Black Tailed Godwit Credit: WWT

Twenty-six rare wading bird chicks have been hatched by conservationists in the Fens as part of a project to protect declining species.

The black-tailed godwits which are at risk of global extinction, will be hand-reared by staff at the Welney Wetland Centre.

They're working with the RSPB in a five year project to increase numbers.

With most of the UK’s black-tailed godwits making a home in the Fens, this region is vital to the quest to maintain and increase their numbers.

The future of the species in the UK, and globally, is currently very uncertain and they are ‘red-listed’ on the UK Birds of Conservation Concern.
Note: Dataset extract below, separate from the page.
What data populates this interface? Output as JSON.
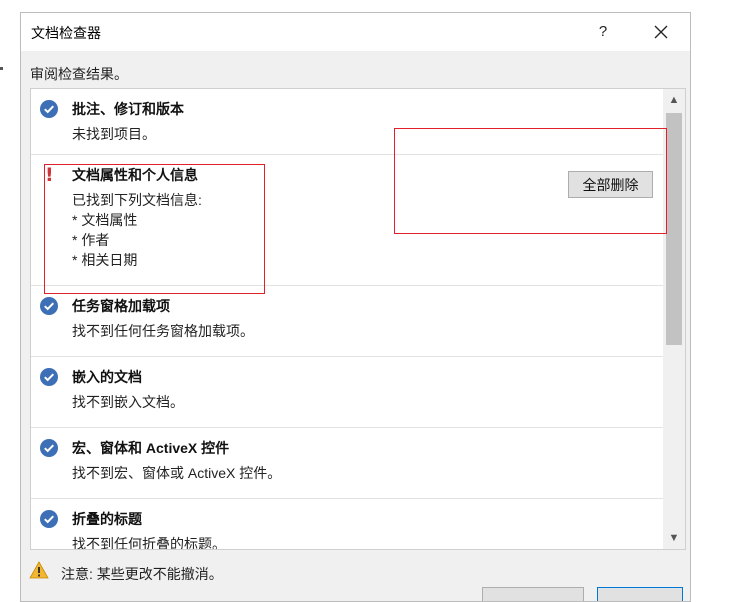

Godwits nest on the ground so they’re susceptible to flooding in spring-time and vulnerable to predators.

– Hannah Ward, RSPB
This summer is the first of five breeding seasons for the godwits Credit: WWT

This summer is the first of five breeding seasons during which black-tailed godwits will be given a helping hand.

Now the chicks have hatched they will be reared, before they are released into the wild once they are close to fledging.

We’re really excited to get underway with Project Godwit. Now the eggs have hatched, the staff at WWT Welney will have their hands full for the next few weeks as they care for the chicks.

Headstarting young birds is a big intervention and it has already proved to be a huge help in the bid to save another species – the spoon-billed sandpiper – from extinction.

It increases the number of young birds fledging from the breeding grounds, and it also gives us the opportunity to mark the chicks so we can follow them throughout their lives, giving us a crucial insight into their behaviour.

– Rebecca Lee, WWT Principal Conservation Breeding Officer